Recorded data:

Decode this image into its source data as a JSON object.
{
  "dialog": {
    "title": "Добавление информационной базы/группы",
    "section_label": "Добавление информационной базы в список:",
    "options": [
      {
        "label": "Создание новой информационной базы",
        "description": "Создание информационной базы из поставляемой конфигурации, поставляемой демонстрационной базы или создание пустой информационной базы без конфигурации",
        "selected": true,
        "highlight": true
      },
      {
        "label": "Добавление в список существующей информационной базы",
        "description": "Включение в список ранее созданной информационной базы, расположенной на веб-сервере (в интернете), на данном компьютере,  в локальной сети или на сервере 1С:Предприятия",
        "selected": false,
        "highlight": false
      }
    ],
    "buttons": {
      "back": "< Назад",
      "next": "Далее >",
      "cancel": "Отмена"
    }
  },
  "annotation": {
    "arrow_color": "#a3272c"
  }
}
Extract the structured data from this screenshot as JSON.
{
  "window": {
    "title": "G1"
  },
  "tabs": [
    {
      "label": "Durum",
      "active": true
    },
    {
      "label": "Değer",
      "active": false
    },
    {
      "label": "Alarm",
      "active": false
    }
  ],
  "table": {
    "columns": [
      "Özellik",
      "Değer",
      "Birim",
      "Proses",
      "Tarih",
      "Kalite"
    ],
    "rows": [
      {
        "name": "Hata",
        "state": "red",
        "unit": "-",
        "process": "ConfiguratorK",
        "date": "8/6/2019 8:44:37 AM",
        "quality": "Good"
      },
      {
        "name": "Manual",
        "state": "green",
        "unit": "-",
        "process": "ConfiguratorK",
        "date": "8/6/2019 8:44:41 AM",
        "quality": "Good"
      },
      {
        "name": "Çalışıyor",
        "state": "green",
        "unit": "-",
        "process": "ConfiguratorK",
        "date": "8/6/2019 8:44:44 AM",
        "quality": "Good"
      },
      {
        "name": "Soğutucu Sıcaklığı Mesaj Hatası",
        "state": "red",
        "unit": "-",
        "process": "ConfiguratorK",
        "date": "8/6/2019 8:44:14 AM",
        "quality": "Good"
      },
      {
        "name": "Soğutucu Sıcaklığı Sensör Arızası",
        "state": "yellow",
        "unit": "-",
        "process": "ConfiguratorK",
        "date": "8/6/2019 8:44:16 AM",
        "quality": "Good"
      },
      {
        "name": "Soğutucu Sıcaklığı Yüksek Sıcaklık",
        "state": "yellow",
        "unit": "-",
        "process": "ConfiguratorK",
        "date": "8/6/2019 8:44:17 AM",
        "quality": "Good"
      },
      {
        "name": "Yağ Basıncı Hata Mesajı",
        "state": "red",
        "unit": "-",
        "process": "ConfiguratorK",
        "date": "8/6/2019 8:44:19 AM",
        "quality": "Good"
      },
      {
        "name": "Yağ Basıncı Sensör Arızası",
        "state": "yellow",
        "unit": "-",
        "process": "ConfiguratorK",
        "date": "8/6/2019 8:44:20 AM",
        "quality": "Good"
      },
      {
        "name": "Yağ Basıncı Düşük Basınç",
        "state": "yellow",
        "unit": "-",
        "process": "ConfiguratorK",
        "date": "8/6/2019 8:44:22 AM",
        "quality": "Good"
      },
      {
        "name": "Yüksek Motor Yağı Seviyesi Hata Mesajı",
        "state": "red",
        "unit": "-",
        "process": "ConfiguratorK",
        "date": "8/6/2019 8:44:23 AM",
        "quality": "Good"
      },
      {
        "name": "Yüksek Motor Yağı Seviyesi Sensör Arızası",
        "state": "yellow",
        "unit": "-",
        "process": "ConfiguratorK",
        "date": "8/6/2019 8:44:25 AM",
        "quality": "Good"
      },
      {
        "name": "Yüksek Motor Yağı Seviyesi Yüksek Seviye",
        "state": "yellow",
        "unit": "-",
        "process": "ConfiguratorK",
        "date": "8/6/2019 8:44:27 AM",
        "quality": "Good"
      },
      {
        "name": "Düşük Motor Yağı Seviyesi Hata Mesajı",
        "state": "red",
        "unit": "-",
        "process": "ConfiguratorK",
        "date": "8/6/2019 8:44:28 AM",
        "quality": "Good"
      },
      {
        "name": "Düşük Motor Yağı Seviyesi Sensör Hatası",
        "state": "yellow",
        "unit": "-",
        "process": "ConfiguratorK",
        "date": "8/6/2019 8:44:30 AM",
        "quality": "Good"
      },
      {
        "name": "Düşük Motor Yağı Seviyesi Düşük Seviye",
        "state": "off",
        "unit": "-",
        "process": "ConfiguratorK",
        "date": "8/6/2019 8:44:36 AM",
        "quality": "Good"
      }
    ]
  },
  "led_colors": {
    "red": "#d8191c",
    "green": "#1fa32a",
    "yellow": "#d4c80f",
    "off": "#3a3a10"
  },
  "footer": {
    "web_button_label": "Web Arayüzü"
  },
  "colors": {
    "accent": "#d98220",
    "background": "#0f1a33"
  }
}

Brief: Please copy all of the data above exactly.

Answer to this exercise:
Decode this image into its source data as a JSON object.
{
  "dialog": {
    "title": "Добавление информационной базы/группы",
    "section_label": "Добавление информационной базы в список:",
    "options": [
      {
        "label": "Создание новой информационной базы",
        "description": "Создание информационной базы из поставляемой конфигурации, поставляемой демонстрационной базы или создание пустой информационной базы без конфигурации",
        "selected": true,
        "highlight": true
      },
      {
        "label": "Добавление в список существующей информационной базы",
        "description": "Включение в список ранее созданной информационной базы, расположенной на веб-сервере (в интернете), на данном компьютере,  в локальной сети или на сервере 1С:Предприятия",
        "selected": false,
        "highlight": false
      }
    ],
    "buttons": {
      "back": "< Назад",
      "next": "Далее >",
      "cancel": "Отмена"
    }
  },
  "annotation": {
    "arrow_color": "#a3272c"
  }
}
Extract the structured data from this screenshot as JSON.
{
  "window": {
    "title": "G1"
  },
  "tabs": [
    {
      "label": "Durum",
      "active": true
    },
    {
      "label": "Değer",
      "active": false
    },
    {
      "label": "Alarm",
      "active": false
    }
  ],
  "table": {
    "columns": [
      "Özellik",
      "Değer",
      "Birim",
      "Proses",
      "Tarih",
      "Kalite"
    ],
    "rows": [
      {
        "name": "Hata",
        "state": "red",
        "unit": "-",
        "process": "ConfiguratorK",
        "date": "8/6/2019 8:44:37 AM",
        "quality": "Good"
      },
      {
        "name": "Manual",
        "state": "green",
        "unit": "-",
        "process": "ConfiguratorK",
        "date": "8/6/2019 8:44:41 AM",
        "quality": "Good"
      },
      {
        "name": "Çalışıyor",
        "state": "green",
        "unit": "-",
        "process": "ConfiguratorK",
        "date": "8/6/2019 8:44:44 AM",
        "quality": "Good"
      },
      {
        "name": "Soğutucu Sıcaklığı Mesaj Hatası",
        "state": "red",
        "unit": "-",
        "process": "ConfiguratorK",
        "date": "8/6/2019 8:44:14 AM",
        "quality": "Good"
      },
      {
        "name": "Soğutucu Sıcaklığı Sensör Arızası",
        "state": "yellow",
        "unit": "-",
        "process": "ConfiguratorK",
        "date": "8/6/2019 8:44:16 AM",
        "quality": "Good"
      },
      {
        "name": "Soğutucu Sıcaklığı Yüksek Sıcaklık",
        "state": "yellow",
        "unit": "-",
        "process": "ConfiguratorK",
        "date": "8/6/2019 8:44:17 AM",
        "quality": "Good"
      },
      {
        "name": "Yağ Basıncı Hata Mesajı",
        "state": "red",
        "unit": "-",
        "process": "ConfiguratorK",
        "date": "8/6/2019 8:44:19 AM",
        "quality": "Good"
      },
      {
        "name": "Yağ Basıncı Sensör Arızası",
        "state": "yellow",
        "unit": "-",
        "process": "ConfiguratorK",
        "date": "8/6/2019 8:44:20 AM",
        "quality": "Good"
      },
      {
        "name": "Yağ Basıncı Düşük Basınç",
        "state": "yellow",
        "unit": "-",
        "process": "ConfiguratorK",
        "date": "8/6/2019 8:44:22 AM",
        "quality": "Good"
      },
      {
        "name": "Yüksek Motor Yağı Seviyesi Hata Mesajı",
        "state": "red",
        "unit": "-",
        "process": "ConfiguratorK",
        "date": "8/6/2019 8:44:23 AM",
        "quality": "Good"
      },
      {
        "name": "Yüksek Motor Yağı Seviyesi Sensör Arızası",
        "state": "yellow",
        "unit": "-",
        "process": "ConfiguratorK",
        "date": "8/6/2019 8:44:25 AM",
        "quality": "Good"
      },
      {
        "name": "Yüksek Motor Yağı Seviyesi Yüksek Seviye",
        "state": "yellow",
        "unit": "-",
        "process": "ConfiguratorK",
        "date": "8/6/2019 8:44:27 AM",
        "quality": "Good"
      },
      {
        "name": "Düşük Motor Yağı Seviyesi Hata Mesajı",
        "state": "red",
        "unit": "-",
        "process": "ConfiguratorK",
        "date": "8/6/2019 8:44:28 AM",
        "quality": "Good"
      },
      {
        "name": "Düşük Motor Yağı Seviyesi Sensör Hatası",
        "state": "yellow",
        "unit": "-",
        "process": "ConfiguratorK",
        "date": "8/6/2019 8:44:30 AM",
        "quality": "Good"
      },
      {
        "name": "Düşük Motor Yağı Seviyesi Düşük Seviye",
        "state": "off",
        "unit": "-",
        "process": "ConfiguratorK",
        "date": "8/6/2019 8:44:36 AM",
        "quality": "Good"
      }
    ]
  },
  "led_colors": {
    "red": "#d8191c",
    "green": "#1fa32a",
    "yellow": "#d4c80f",
    "off": "#3a3a10"
  },
  "footer": {
    "web_button_label": "Web Arayüzü"
  },
  "colors": {
    "accent": "#d98220",
    "background": "#0f1a33"
  }
}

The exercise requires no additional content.